Steve Hanawa: I introduced Tetris to Sega Japan, when I was developing Monopoly in San Francisco using the contract developer. Next door, the Monopoly team was working on Tetris on PC, so that I had a chance to play the working version of Tetris there. Since it was so addictive, I brought it to Sega Japan to license and they took it; however, as you know Sega found out they didn’t have a [legal] consumer right from this license route.

Sega-16: When the Tetris deal fell through, Sega went with a game of its  own, Columns. How do you think it stands among puzzle games of the era?

Steve Hanawa: Columns was another game I brought to Sega of Japan. A friend of mine found this game from the ‘net and asked me my opinion and I jumped in. Since Tetris was a big hit, I was always looking for the next Tetris title. So my friend found Columns at a website, and it was shareware.  I played the game and I introduced it to Sega of Japan for their evaluation. Their decision was to get the all of rights for the game from the original designer/programmer,  so Sega was able to obtain it.

Sega-16: You worked on a few Genesis games after leaving Sega, including  some that never saw release. Tell us about Spellcraft: Aspects of  Valor. It’s said that many aspects of it ended up in Electronic Arts’  The Immortal.

Interview-Steve Hanawa 3Steve Hanawa: We developed several Genesis games at ASCII, including the driving game licensed to Sega Europe and a soccer game. Unfortunately, we never completed the Genesis version of Spellcraft. We were developing the NES version internally at ASCII Entertainment Software, but the project was cancelled due to financial issues.

Sega-16: Sega is a company founded on hardware, be it arcade or console,  and you were involved in a major part of that history, like its  pre-crash arcade games and the Master System itself. How do you feel  about Sega leaving the hardware business and focusing on software  only?

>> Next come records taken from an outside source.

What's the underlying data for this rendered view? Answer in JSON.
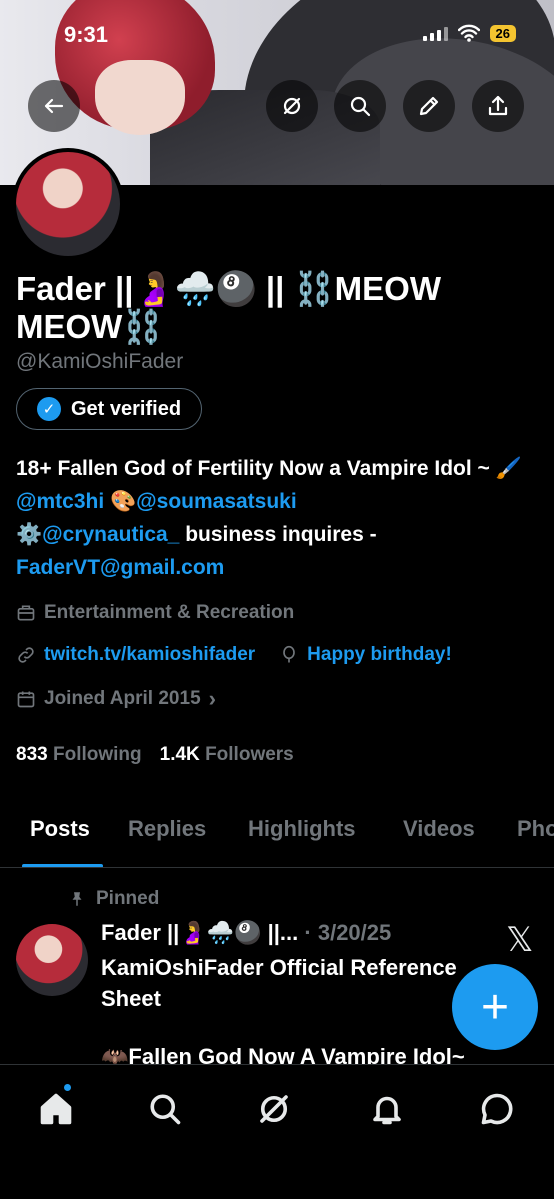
{
  "status_bar": {
    "time": "9:31",
    "battery": "26"
  },
  "profile": {
    "display_name_line1": "Fader ||🤰🌧️🎱 || ⛓️MEOW",
    "display_name_line2": "MEOW⛓️",
    "handle": "@KamiOshiFader",
    "verified_label": "Get verified",
    "bio": {
      "part1": "18+ Fallen God of Fertility Now a Vampire Idol ~ 🖌️",
      "mention1": "@mtc3hi",
      "part2": " 🎨",
      "mention2": "@soumasatsuki",
      "part3": "⚙️",
      "mention3": "@crynautica_",
      "part4": " business inquires - ",
      "email": "FaderVT@gmail.com"
    },
    "category": "Entertainment & Recreation",
    "website": "twitch.tv/kamioshifader",
    "birthday": "Happy birthday!",
    "joined": "Joined April 2015",
    "following_count": "833",
    "following_label": "Following",
    "followers_count": "1.4K",
    "followers_label": "Followers"
  },
  "tabs": [
    "Posts",
    "Replies",
    "Highlights",
    "Videos",
    "Pho"
  ],
  "post": {
    "pinned_label": "Pinned",
    "author": "Fader ||🤰🌧️🎱 ||...",
    "date": "· 3/20/25",
    "text": "KamiOshiFader Official Reference Sheet",
    "text2": "🦇Fallen God Now A Vampire Idol~"
  },
  "icons": {
    "back": "back-arrow-icon",
    "grok": "grok-icon",
    "search": "search-icon",
    "edit": "pencil-icon",
    "share": "share-icon",
    "x_logo": "x-logo-icon",
    "compose": "plus-icon"
  },
  "colors": {
    "accent": "#1d9bf0",
    "background": "#000000",
    "muted": "#71767b"
  }
}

Do you think it could ever return with a new console?

Steve Hanawa: I started to work at Sega as a hardware engineer, so I was so sad when Sega abandoned the hardware business; however, I understand it required a lot of investment to develop and market hardware, and Sega didn’t have much fuel for that.  I don’t think Sega will go back to the hardware business.

We greatly appreciate Mr. Hanawa taking the time to chat with us!

Leave a Comment